Richard D. Lane, MD, PhD, Professor of Psychiatry, Psychology, and Neuroscience, has been awarded a more than $3 million four-year R01 grant from the National Institutes of Health.
Dr. Lane's core academic interest is in understanding the mechanisms by which emotion contributes to the progression of physical disease. His grant, "Typical Daily Emotion, Ischemia and Repolarization in Coronary Artery Disease," is funded by the National Heart, Lung, and Blood Institute.
As the leading cause of death in the Western world, sudden cardiac death has major health significance. Current evidence suggests that about 20% of sudden cardiac deaths are related to emotion. However, Dr. Lane's past research raises the possibility that typical daily emotion, not just unusually intense emotion, contributes to sudden cardiac death. This is important since the majority of emotional experiences in daily life are of low intensity.
Sudden cardiac death occurs most commonly in the context of coronary artery disease. Therefore, it is important to determine whether typical daily emotion is associated with changes in heart function in patients with coronary artery disease.
Dr. Lane will work with colleagues at the University of Arizona and University of Rochester to recruit subjects from Tucson, AZ and Rochester, NY for this study.
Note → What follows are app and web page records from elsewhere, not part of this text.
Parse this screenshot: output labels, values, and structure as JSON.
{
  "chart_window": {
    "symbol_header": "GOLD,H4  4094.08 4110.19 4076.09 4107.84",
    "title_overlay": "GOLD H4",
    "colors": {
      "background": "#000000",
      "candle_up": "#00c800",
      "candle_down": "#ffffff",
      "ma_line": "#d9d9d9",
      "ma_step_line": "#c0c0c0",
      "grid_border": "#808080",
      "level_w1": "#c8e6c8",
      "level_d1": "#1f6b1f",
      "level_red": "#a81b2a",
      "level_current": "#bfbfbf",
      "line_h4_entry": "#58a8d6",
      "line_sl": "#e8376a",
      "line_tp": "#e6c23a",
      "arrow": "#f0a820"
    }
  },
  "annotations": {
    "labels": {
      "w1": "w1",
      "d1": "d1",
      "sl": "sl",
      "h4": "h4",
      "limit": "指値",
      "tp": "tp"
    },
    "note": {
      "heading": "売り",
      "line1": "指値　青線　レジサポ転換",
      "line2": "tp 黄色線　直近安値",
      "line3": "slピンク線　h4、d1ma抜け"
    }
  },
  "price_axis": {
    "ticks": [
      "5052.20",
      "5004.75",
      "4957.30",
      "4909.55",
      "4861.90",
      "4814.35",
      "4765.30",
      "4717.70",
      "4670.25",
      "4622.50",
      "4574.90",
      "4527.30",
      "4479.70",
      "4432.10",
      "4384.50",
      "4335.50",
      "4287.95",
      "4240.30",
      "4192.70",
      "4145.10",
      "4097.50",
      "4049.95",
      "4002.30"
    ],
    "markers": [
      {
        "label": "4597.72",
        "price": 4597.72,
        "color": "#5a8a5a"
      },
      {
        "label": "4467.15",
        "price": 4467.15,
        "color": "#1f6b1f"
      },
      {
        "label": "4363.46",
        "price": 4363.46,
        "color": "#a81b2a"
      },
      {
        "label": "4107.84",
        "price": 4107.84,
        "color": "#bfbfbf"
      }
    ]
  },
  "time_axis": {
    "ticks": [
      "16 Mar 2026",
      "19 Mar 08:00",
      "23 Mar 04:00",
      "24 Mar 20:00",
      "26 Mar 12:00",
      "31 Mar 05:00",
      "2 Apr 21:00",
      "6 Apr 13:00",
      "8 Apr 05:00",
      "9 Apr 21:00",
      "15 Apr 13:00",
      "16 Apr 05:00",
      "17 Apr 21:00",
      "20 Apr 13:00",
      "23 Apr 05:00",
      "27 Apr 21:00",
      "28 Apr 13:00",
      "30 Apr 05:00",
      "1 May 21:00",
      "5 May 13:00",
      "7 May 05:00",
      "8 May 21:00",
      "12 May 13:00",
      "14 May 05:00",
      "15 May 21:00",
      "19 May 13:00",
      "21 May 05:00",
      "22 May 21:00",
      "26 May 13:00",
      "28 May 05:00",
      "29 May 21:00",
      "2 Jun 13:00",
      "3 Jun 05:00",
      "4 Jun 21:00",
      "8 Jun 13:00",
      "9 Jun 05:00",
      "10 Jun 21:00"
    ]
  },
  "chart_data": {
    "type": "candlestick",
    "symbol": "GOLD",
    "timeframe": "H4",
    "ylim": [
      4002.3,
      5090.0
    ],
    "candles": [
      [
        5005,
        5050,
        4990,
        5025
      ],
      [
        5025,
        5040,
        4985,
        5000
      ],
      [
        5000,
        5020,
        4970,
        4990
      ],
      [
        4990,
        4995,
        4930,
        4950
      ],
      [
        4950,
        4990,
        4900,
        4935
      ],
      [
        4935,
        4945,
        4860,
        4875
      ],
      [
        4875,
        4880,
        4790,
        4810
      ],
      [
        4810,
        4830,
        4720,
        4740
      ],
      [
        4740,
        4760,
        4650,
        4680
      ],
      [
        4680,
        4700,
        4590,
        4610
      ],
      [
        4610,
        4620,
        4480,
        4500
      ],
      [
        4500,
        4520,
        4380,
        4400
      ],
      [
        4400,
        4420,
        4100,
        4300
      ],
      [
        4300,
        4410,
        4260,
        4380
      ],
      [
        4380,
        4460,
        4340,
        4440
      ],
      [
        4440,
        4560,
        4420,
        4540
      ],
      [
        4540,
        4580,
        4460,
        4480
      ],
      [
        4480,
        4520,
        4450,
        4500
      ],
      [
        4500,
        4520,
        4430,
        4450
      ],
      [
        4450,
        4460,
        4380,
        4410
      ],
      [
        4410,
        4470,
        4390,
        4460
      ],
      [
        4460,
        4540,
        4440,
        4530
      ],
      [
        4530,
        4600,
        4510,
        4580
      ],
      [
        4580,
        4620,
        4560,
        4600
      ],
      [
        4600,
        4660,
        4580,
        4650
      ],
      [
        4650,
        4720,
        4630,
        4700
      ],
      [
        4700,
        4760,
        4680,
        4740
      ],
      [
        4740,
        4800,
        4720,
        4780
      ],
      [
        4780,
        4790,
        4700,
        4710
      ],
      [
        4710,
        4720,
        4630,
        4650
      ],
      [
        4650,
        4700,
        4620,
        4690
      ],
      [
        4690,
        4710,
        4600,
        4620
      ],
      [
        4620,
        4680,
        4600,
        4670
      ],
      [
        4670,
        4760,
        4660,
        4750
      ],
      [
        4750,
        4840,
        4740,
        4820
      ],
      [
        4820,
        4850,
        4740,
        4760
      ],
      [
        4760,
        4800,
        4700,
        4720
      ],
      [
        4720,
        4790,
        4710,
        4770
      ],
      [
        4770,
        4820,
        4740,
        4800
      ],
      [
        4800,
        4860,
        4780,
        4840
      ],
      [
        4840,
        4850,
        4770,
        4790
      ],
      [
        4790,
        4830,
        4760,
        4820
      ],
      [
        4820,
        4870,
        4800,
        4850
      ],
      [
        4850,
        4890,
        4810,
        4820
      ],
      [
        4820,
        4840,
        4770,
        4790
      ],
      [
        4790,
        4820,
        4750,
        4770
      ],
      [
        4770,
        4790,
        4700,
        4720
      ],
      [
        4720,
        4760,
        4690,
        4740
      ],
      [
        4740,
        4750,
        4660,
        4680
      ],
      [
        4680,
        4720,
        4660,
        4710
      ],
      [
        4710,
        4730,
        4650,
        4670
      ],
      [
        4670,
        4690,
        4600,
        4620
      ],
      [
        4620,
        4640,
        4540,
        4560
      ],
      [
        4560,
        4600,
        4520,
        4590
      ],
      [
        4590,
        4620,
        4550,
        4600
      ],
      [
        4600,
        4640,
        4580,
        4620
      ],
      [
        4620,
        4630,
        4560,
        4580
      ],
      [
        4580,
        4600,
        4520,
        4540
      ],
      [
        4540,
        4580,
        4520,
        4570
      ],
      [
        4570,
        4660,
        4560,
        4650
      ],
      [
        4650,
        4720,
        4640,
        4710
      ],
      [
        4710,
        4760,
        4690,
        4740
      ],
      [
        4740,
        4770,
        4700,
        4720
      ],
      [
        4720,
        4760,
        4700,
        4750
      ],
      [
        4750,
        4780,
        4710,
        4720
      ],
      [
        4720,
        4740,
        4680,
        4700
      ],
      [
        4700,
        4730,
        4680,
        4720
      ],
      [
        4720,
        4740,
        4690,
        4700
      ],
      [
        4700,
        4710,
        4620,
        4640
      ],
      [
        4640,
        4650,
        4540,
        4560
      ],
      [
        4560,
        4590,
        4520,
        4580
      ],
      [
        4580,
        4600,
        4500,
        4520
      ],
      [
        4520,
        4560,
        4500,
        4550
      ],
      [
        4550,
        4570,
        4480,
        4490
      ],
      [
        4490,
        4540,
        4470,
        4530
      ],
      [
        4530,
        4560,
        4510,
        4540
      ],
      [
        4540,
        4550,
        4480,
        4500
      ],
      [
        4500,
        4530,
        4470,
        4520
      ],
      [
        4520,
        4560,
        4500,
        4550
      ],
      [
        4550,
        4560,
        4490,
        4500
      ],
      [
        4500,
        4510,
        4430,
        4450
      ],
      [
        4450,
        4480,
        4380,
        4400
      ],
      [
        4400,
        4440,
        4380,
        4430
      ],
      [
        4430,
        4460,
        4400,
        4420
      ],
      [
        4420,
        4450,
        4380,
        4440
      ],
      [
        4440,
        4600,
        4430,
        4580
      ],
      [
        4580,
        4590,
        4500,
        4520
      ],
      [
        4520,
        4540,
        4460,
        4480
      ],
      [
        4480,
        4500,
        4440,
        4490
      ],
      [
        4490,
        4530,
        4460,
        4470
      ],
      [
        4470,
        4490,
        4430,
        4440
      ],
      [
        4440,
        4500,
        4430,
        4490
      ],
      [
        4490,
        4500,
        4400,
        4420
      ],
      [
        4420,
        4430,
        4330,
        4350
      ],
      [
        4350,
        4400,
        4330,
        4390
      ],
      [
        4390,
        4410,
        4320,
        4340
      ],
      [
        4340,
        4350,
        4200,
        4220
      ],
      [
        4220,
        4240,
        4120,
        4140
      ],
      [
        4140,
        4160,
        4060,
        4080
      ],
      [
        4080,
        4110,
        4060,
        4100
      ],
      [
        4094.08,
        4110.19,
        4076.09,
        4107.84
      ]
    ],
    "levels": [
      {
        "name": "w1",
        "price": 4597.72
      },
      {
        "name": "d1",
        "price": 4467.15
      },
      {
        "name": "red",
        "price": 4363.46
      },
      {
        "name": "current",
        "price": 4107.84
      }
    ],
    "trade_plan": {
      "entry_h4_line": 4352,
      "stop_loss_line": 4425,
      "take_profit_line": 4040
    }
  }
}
If it is discovered that typical daily emotions are associated with changes in heart function in patients with coronary artery disease, it will advance understanding of the role of emotion in sudden cardiac death with important clinical implications.
For example, it will be important to define which emotions induce favorable or unfavorable effects. The latter could provide a new indication for established treatments such as beta-blocker medication. New indications for behavioral interventions, such as learning to enhance positive emotion, could also be taught to patients with or at risk for coronary artery disease to potentially reduce their risk for sudden cardiac death.
Congratulations, Dr. Lane!